Glen Wheeler from the School of Mathematics and Applied Statistics has been awarded the biennial Peter Schwerdtfeger award for outstanding achievement of an early career researcher at a formal dinner event at Te Papa, the National Museum in New Zealand by the German ambassador to New Zealand. This award is given once every two years, is awarded according to merit, and spans all scientific disciplines and it is the first time the award has gone to mathematics.

The citation includes the statements:

Dr Wheeler is an outstanding young Australian mathematician specialising in the area of nonlinear partial differential equations. Most of his research has been concerned with the motion of surfaces through their curvatures (called curvature flow), which has been one of the cutting edge areas of contemporary mathematics for many years, following crucial pioneering work done in Australia in the 1980s. As well as its intrinsic mathematical development, research in this topic has led to substantial technological advances including in semiconductor design, image processing and relativity theory. In a short time, Dr Wheeler has achieved a formidable international reputation.

Dr Glen Wheeler graduated with a PhD from the University of Wollongong for a thesis entitled “Fourth Order Geometric Evolution Equations” in 2010. He was awarded a Deutsche Akademischer Austausch Dienst (DAAD) Research Fellowship for Young Scientists in 2008 for a project entitled “The Surface Diffusion Flow” and an Alexander von Humboldt Fellowship in 2010 for a project entitled “Higher Order Curvature Flow of Curves and Hypersurfaces” at the Otto-von-Guericke-University Magdeburg. He has also been a Visiting Fellow at the Max Planck Institute Golm, the Free University Berlin, ETH Zurich, Stanford University, MSC Tsinghua University in Beijing and the Korean Institute for Advanced Study, Seoul. He returned to a position of Research Associate at the University of Wollongong in 2012 and was promoted to Lecturer in 2015.

Dr Wheeler is an outstanding young Australian mathematician specializing in the area of nonlinear partial differential equations. Most of his research has been concerned with the motion of surfaces through their curvatures (called curvature flow), which has been one of the cutting edge areas of contemporary mathematics for many years, following crucial pioneering work done in Australia in the 1980s. As well as its intrinsic mathematical development, research in this topic has led to substantial technological advances including in semiconductor design, image processing and relativity theory. In a short time Dr Wheeler has achieved a formidable international reputation, mostly derived from his solution of problems arising from surface diffusion flows, and he is frequently a target of overseas invitations, particularly from Japan which is one of the main centres of research in this area. His Humboldt Fellowship was a key factor in his mathematical development as it connected him with some of those early pioneers such as Gerhardt Huisken and Klaus Ecker, who were both key players in the original Australian research in the 1980s.

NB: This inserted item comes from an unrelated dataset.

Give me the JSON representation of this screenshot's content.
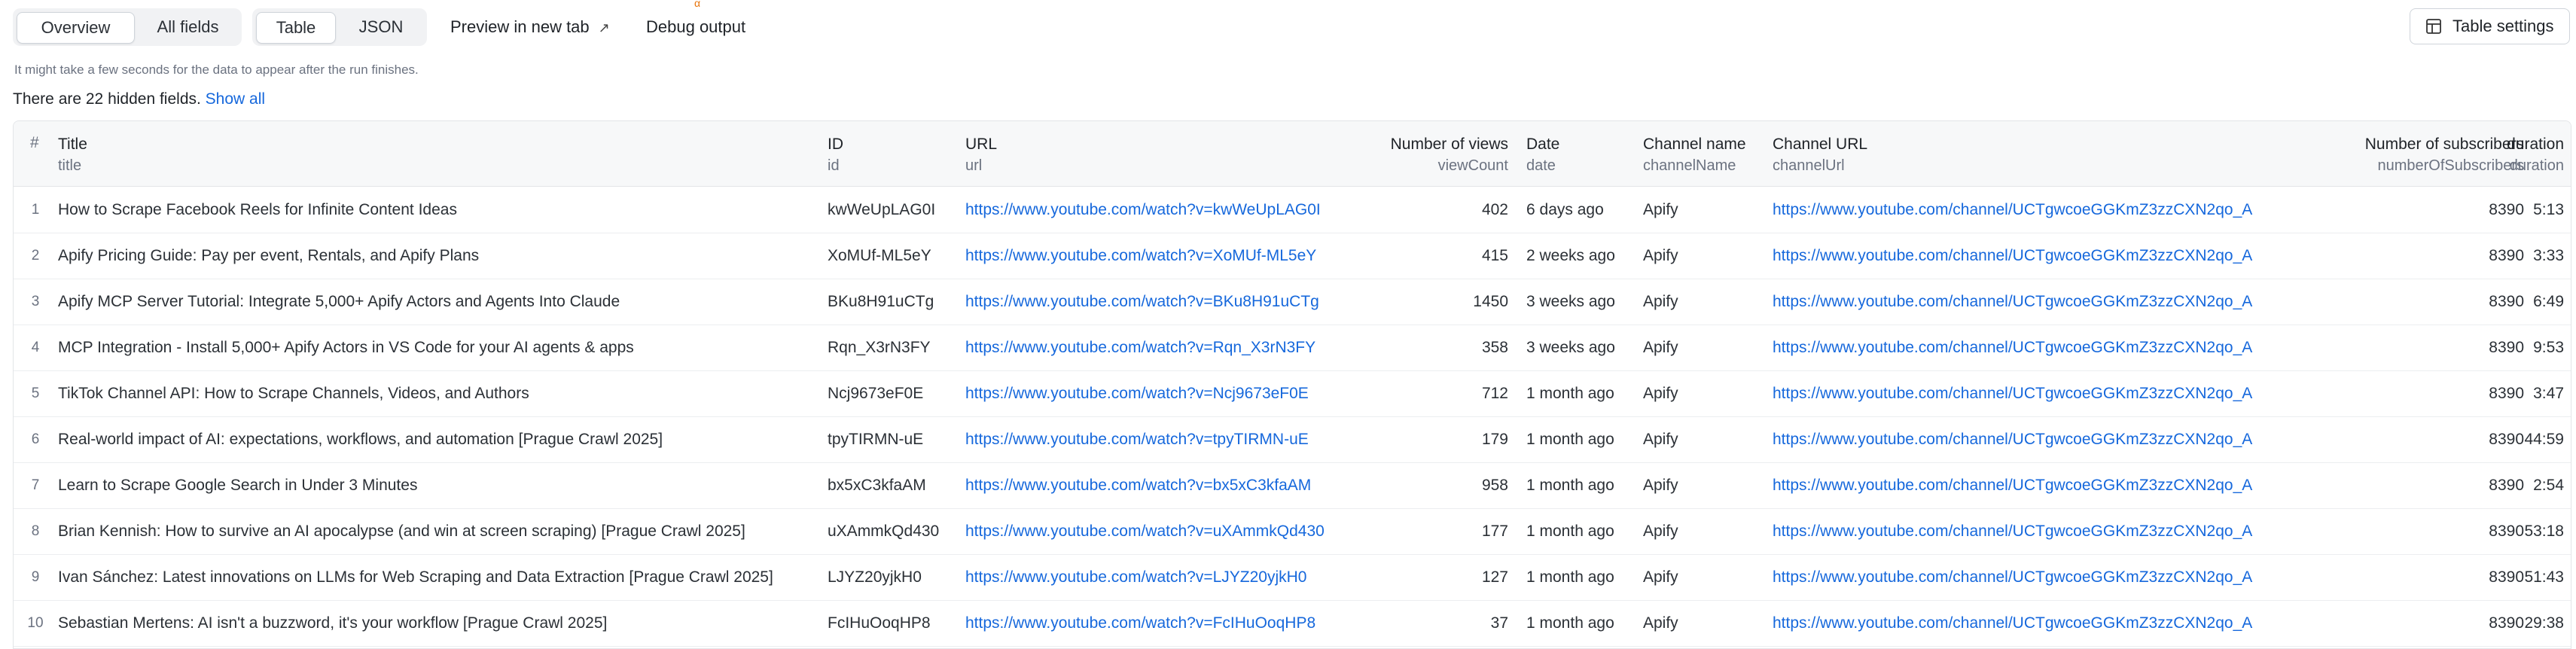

On top of his research achievements, Glen Wheeler has, in a short time, demonstrated an impressive record of professional service including PhD supervision, currently supervising four PhD students, one completed, and conference organisation. His outputs to date include 20 peer-reviewed journal articles, including seven as sole author, five peer-reviewed conference papers and one sole-author book chapter.

Australian Association of von Humboldt Fellows – Peter Schwerdtfeger Award

Activities of the Australian Association

The Australian Association of von Humboldt Fellows (AAvHF) is the official organisation of returned Alexander von Humboldt Fellows in Australia. The Association was formed in 1983, with the encouragement of the Alexander von Humboldt Foundation in Bonn, in order to promote the work of the Foundation amongst the Australian research community, this being primarily to offer research opportunities to Australian scholars to travel to Germany to undertake collaborative research projects within one or more of the many German Research Institutions and with the funding support from the German Federal Government administered by the Alexander von Humboldt Foundation. One of the main activities of the Australian Association is its Biennial Colloquium, typically a two-day forum at which members gather to present their recent research to the Association membership. On occasions these Biennial Colloquia have been held in conjunction with the New Zealand Association of von Humboldt Fellows, as was the case with the most recent Colloquium held at the Royal Society of New Zealand in Wellington, from 17th to 19th November, 2017.

The Peter Schwerdtfeger Award

The award was introduced by the AAvHF in 2010 in order to recognise the academic or professional achievement of AAvHF members in the early career stage of their careers. The award was named after to foundation President of the AAvHF, Professor Peter Schwerdtfeger who was President from 1983 to 2009. To be eligible for the award, a nominee must be a financial member of the AAvHF and have less than ten years full-time (or equivalent) research experience since graduating from his or her doctorate. Applications are called for approximately six months prior to the Biennial Colloquium of the Association and are considered by the Awards Subcommittee of the Association, which usually consists of three members of the current Executive Committee including at least one from amongst the President, Vice-President, Secretary and Treasurer. There can be no more than one Peter Schwerdtfeger Award in any two-year period and the award is normally presented during the Biennial Colloquium.